Published Aug. 17, 2014, in the Wyoming Tribune Eagle, “Mind your manners to reduce bird stress.”
By Barb Gorges
I’m sure your parents taught you, as mine did me, that it is impolite to stare.
Does this rule apply, in some way, to birds? After all, the point of birdwatching is to watch them.
Know that whenever you enter a bird’s environment, it can bother a bird. For instance, even when you are on the other side of a window, it may react to your presence.
I recently heard an anecdote about a hawk nest so close to a public road that it was well-known. Birdwatchers regularly showed up to watch and photograph the chicks as they grew.
What these folks apparently missed was that the parents were agitated. The presence of the birdwatchers bothered them. The situation could easily have caused the parents to abandon the chicks. And even though it apparently didn’t, stress on the birds could cause some unintended consequences down the road—just as it does for people.
There is a new field guide that came out this spring, one that offers something a bit different from the rest.
The New Birder’s Field Guide to Birds of North America, by Bill Thompson III, is recommended if you are a casual backyard birdwatcher who wants to know more.
It explains the hobby of birdwatching, why it’s fun, to how to get into it, what to wear to be comfortable, how to adjust binoculars. What follows is a page per species with helpful information for identifying each one.
But one brief chapter bears on this column’s subject, titiled “Birding Manners.”
Some of it pertains to birding with others: keep your voice down, treat others as you’d like to be treated, stay with the group, share the spotting scope, help beginners, pish in moderation.
What is pishing? It’s an attempt to get a better look at a bird by getting it to come out of the vegetation by making a noise that sounds like “pish,” which happens to sound like a bird alarm call. The birds come out to see what’s wrong. Playing recorded bird songs to attract a bird that thinks he’s hearing a rival is another method to bring it out of hiding.
As Thompson asks new birders to use these techniques in moderation, he explains, “We owe it to the birds we love so much to respect their privacy.”
This is the beginning birdwatcher’s version of the American Birding Association’s Birding Code of Ethics. The part that pertains to the nesting hawks situation reads:
“1(b) To avoid stressing birds or exposing them to danger, exercise restraint and caution during observation, photography, sound recording, or filming….
“Keep well back from nests and nesting colonies, roosts, display areas, and important feeding sites. In such sensitive areas, if there is a need for extended observation, photography, filming, or recording, try to use a blind or hide, and take advantage of natural cover.”
If the ABA members, vying to see as many bird species as possible, can restrain themselves, I think the rest of us can as well.
Given today’s optics and cameras, it might have been quite possible to observe the activity in the hawk nest from a less intimidating distance, since building a blind on the side of a public road probably isn’t feasible.
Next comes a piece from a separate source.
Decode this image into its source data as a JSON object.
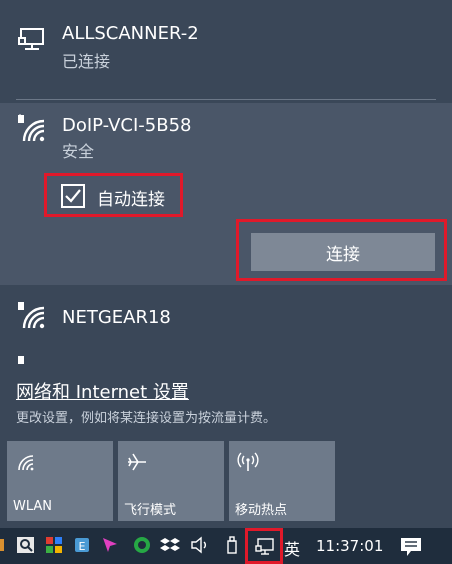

Contacting the landowner for permission to erect a temporary blind might have been a solution.
But on the other hand, if we are observing the hawks for our own enjoyment and not as a part of scientific study, two minutes from inside our car would be quite enough, rather than hour after hour, day after day. Try to make part of your enjoyment of birds knowing that your actions haven’t endangered or distressed them.
There is so much interesting bird behavior to watch unobserved by the birds if you walk carefully and stop and stand still often, being the proverbial fly on the wall. If you don’t make noise or make sudden movements, birds in the bushes will continue to flit about feeding. If you sit as still as a rock at the shore, the shorebirds may pass close by.
And should a bird look you in the eye, acknowledge it as you would a person, with a nod.
And then look away, so it can continue with its important business of living.